> _INPUT MATERIAL_:

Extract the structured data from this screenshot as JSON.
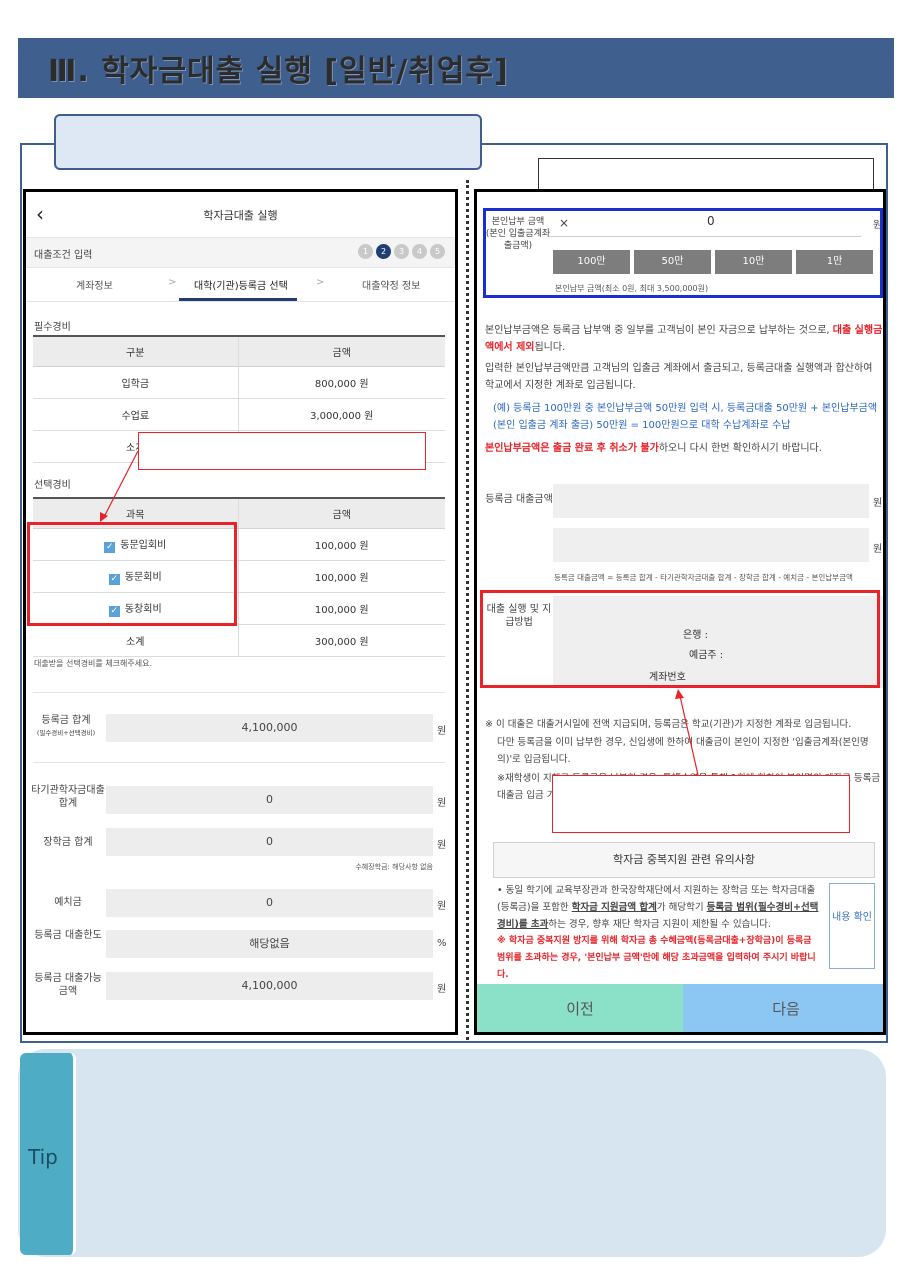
{
  "page": {
    "title": "Ⅲ. 학자금대출 실행 [일반/취업후]",
    "subtitle": "",
    "right_caption": "",
    "left_callout": "",
    "right_callout": "",
    "tip_label": "Tip",
    "tip_text": ""
  },
  "left_screen": {
    "header_title": "학자금대출 실행",
    "condition_label": "대출조건 입력",
    "steps": [
      "1",
      "2",
      "3",
      "4",
      "5"
    ],
    "tabs": [
      "계좌정보",
      "대학(기관)등록금 선택",
      "대출약정 정보"
    ],
    "required_title": "필수경비",
    "required_headers": [
      "구분",
      "금액"
    ],
    "required_rows": [
      {
        "label": "입학금",
        "amount": "800,000 원"
      },
      {
        "label": "수업료",
        "amount": "3,000,000 원"
      },
      {
        "label": "소계",
        "amount": ""
      }
    ],
    "optional_title": "선택경비",
    "optional_headers": [
      "과목",
      "금액"
    ],
    "optional_rows": [
      {
        "label": "동문입회비",
        "amount": "100,000 원"
      },
      {
        "label": "동문회비",
        "amount": "100,000 원"
      },
      {
        "label": "동창회비",
        "amount": "100,000 원"
      }
    ],
    "optional_subtotal": {
      "label": "소계",
      "amount": "300,000 원"
    },
    "optional_hint": "대출받을 선택경비를 체크해주세요.",
    "tuition_total": {
      "label": "등록금 합계",
      "sublabel": "(필수경비+선택경비)",
      "value": "4,100,000",
      "unit": "원"
    },
    "other_loan": {
      "label": "타기관학자금대출 합계",
      "value": "0",
      "unit": "원"
    },
    "scholarship": {
      "label": "장학금 합계",
      "value": "0",
      "unit": "원",
      "note": "수혜장학금: 해당사항 없음"
    },
    "deposit": {
      "label": "예치금",
      "value": "0",
      "unit": "원"
    },
    "loan_limit": {
      "label": "등록금 대출한도",
      "value": "해당없음",
      "unit": "%"
    },
    "loan_available": {
      "label": "등록금 대출가능 금액",
      "value": "4,100,000",
      "unit": "원"
    }
  },
  "right_screen": {
    "self_pay_label": "본인납부 금액 (본인 입출금계좌 출금액)",
    "clear_icon": "×",
    "self_pay_value": "0",
    "unit": "원",
    "quick_buttons": [
      "100만",
      "50만",
      "10만",
      "1만"
    ],
    "range_note": "본인납부 금액(최소 0원, 최대 3,500,000원)",
    "para1_pre": "본인납부금액은 등록금 납부액 중 일부를 고객님이 본인 자금으로 납부하는 것으로,",
    "para1_red": "대출 실행금액에서 제외",
    "para1_post": "됩니다.",
    "para2": "입력한 본인납부금액만큼 고객님의 입출금 계좌에서 출금되고, 등록금대출 실행액과 합산하여 학교에서 지정한 계좌로 입금됩니다.",
    "para3": "(예) 등록금 100만원 중 본인납부금액 50만원 입력 시, 등록금대출 50만원 + 본인납부금액(본인 입출금 계좌 출금) 50만원 = 100만원으로 대학 수납계좌로 수납",
    "para4_red": "본인납부금액은 출금 완료 후 취소가 불가",
    "para4_post": "하오니 다시 한번 확인하시기 바랍니다.",
    "loan_amount_label": "등록금 대출금액",
    "formula": "등록금 대출금액 = 등록금 합계 - 타기관학자금대출 합계 - 장학금 합계 - 예치금 - 본인납부금액",
    "pay_method_label": "대출 실행 및 지급방법",
    "bank_label": "은행 :",
    "holder_label": "예금주 :",
    "account_label": "계좌번호",
    "notice1": "※ 이 대출은 대출거시일에 전액 지급되며, 등록금은 학교(기관)가 지정한 계좌로 입금됩니다.",
    "notice2": "다만 등록금을 이미 납부한 경우, 신입생에 한하여 대출금이 본인이 지정한 '입출금계좌(본인명의)'로 입금됩니다.",
    "notice3": "※재학생이 지해로 등록금을 납부한 경우, 통帳수엽을 통해 1회에 한하여 본인명의 계좌로 등록금 대출금 입금 가능",
    "notice_header": "학자금 중복지원 관련 유의사항",
    "notice_body_1": "• 동일 학기에 교육부장관과 한국장학재단에서 지원하는 장학금 또는 학자금대출(등록금)을 포함한 ",
    "notice_body_u1": "학자금 지원금액 합계",
    "notice_body_2": "가 해당학기 ",
    "notice_body_u2": "등록금 범위(필수경비+선택경비)를 초과",
    "notice_body_3": "하는 경우, 향후 재단 학자금 지원이 제한될 수 있습니다.",
    "notice_red": "※ 학자금 중복지원 방지를 위해 학자금 총 수혜금액(등록금대출+장학금)이 등록금 범위를 초과하는 경우, '본인납부 금액'란에 해당 초과금액을 입력하여 주시기 바랍니다.",
    "confirm_button": "내용 확인",
    "prev_button": "이전",
    "next_button": "다음"
  },
  "colors": {
    "title_bar": "#3f5f8e",
    "highlight_red": "#e8232a",
    "highlight_blue": "#1b2ed1",
    "step_active": "#1f3e73",
    "tip_bg": "#d6e5ef",
    "tip_strip": "#4eadc4"
  }
}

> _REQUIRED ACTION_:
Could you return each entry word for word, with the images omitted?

> _EXERCISE SOLUTION_:
Extract the structured data from this screenshot as JSON.
{
  "page": {
    "title": "Ⅲ. 학자금대출 실행 [일반/취업후]",
    "subtitle": "",
    "right_caption": "",
    "left_callout": "",
    "right_callout": "",
    "tip_label": "Tip",
    "tip_text": ""
  },
  "left_screen": {
    "header_title": "학자금대출 실행",
    "condition_label": "대출조건 입력",
    "steps": [
      "1",
      "2",
      "3",
      "4",
      "5"
    ],
    "tabs": [
      "계좌정보",
      "대학(기관)등록금 선택",
      "대출약정 정보"
    ],
    "required_title": "필수경비",
    "required_headers": [
      "구분",
      "금액"
    ],
    "required_rows": [
      {
        "label": "입학금",
        "amount": "800,000 원"
      },
      {
        "label": "수업료",
        "amount": "3,000,000 원"
      },
      {
        "label": "소계",
        "amount": ""
      }
    ],
    "optional_title": "선택경비",
    "optional_headers": [
      "과목",
      "금액"
    ],
    "optional_rows": [
      {
        "label": "동문입회비",
        "amount": "100,000 원"
      },
      {
        "label": "동문회비",
        "amount": "100,000 원"
      },
      {
        "label": "동창회비",
        "amount": "100,000 원"
      }
    ],
    "optional_subtotal": {
      "label": "소계",
      "amount": "300,000 원"
    },
    "optional_hint": "대출받을 선택경비를 체크해주세요.",
    "tuition_total": {
      "label": "등록금 합계",
      "sublabel": "(필수경비+선택경비)",
      "value": "4,100,000",
      "unit": "원"
    },
    "other_loan": {
      "label": "타기관학자금대출 합계",
      "value": "0",
      "unit": "원"
    },
    "scholarship": {
      "label": "장학금 합계",
      "value": "0",
      "unit": "원",
      "note": "수혜장학금: 해당사항 없음"
    },
    "deposit": {
      "label": "예치금",
      "value": "0",
      "unit": "원"
    },
    "loan_limit": {
      "label": "등록금 대출한도",
      "value": "해당없음",
      "unit": "%"
    },
    "loan_available": {
      "label": "등록금 대출가능 금액",
      "value": "4,100,000",
      "unit": "원"
    }
  },
  "right_screen": {
    "self_pay_label": "본인납부 금액 (본인 입출금계좌 출금액)",
    "clear_icon": "×",
    "self_pay_value": "0",
    "unit": "원",
    "quick_buttons": [
      "100만",
      "50만",
      "10만",
      "1만"
    ],
    "range_note": "본인납부 금액(최소 0원, 최대 3,500,000원)",
    "para1_pre": "본인납부금액은 등록금 납부액 중 일부를 고객님이 본인 자금으로 납부하는 것으로,",
    "para1_red": "대출 실행금액에서 제외",
    "para1_post": "됩니다.",
    "para2": "입력한 본인납부금액만큼 고객님의 입출금 계좌에서 출금되고, 등록금대출 실행액과 합산하여 학교에서 지정한 계좌로 입금됩니다.",
    "para3": "(예) 등록금 100만원 중 본인납부금액 50만원 입력 시, 등록금대출 50만원 + 본인납부금액(본인 입출금 계좌 출금) 50만원 = 100만원으로 대학 수납계좌로 수납",
    "para4_red": "본인납부금액은 출금 완료 후 취소가 불가",
    "para4_post": "하오니 다시 한번 확인하시기 바랍니다.",
    "loan_amount_label": "등록금 대출금액",
    "formula": "등록금 대출금액 = 등록금 합계 - 타기관학자금대출 합계 - 장학금 합계 - 예치금 - 본인납부금액",
    "pay_method_label": "대출 실행 및 지급방법",
    "bank_label": "은행 :",
    "holder_label": "예금주 :",
    "account_label": "계좌번호",
    "notice1": "※ 이 대출은 대출거시일에 전액 지급되며, 등록금은 학교(기관)가 지정한 계좌로 입금됩니다.",
    "notice2": "다만 등록금을 이미 납부한 경우, 신입생에 한하여 대출금이 본인이 지정한 '입출금계좌(본인명의)'로 입금됩니다.",
    "notice3": "※재학생이 지해로 등록금을 납부한 경우, 통帳수엽을 통해 1회에 한하여 본인명의 계좌로 등록금 대출금 입금 가능",
    "notice_header": "학자금 중복지원 관련 유의사항",
    "notice_body_1": "• 동일 학기에 교육부장관과 한국장학재단에서 지원하는 장학금 또는 학자금대출(등록금)을 포함한 ",
    "notice_body_u1": "학자금 지원금액 합계",
    "notice_body_2": "가 해당학기 ",
    "notice_body_u2": "등록금 범위(필수경비+선택경비)를 초과",
    "notice_body_3": "하는 경우, 향후 재단 학자금 지원이 제한될 수 있습니다.",
    "notice_red": "※ 학자금 중복지원 방지를 위해 학자금 총 수혜금액(등록금대출+장학금)이 등록금 범위를 초과하는 경우, '본인납부 금액'란에 해당 초과금액을 입력하여 주시기 바랍니다.",
    "confirm_button": "내용 확인",
    "prev_button": "이전",
    "next_button": "다음"
  },
  "colors": {
    "title_bar": "#3f5f8e",
    "highlight_red": "#e8232a",
    "highlight_blue": "#1b2ed1",
    "step_active": "#1f3e73",
    "tip_bg": "#d6e5ef",
    "tip_strip": "#4eadc4"
  }
}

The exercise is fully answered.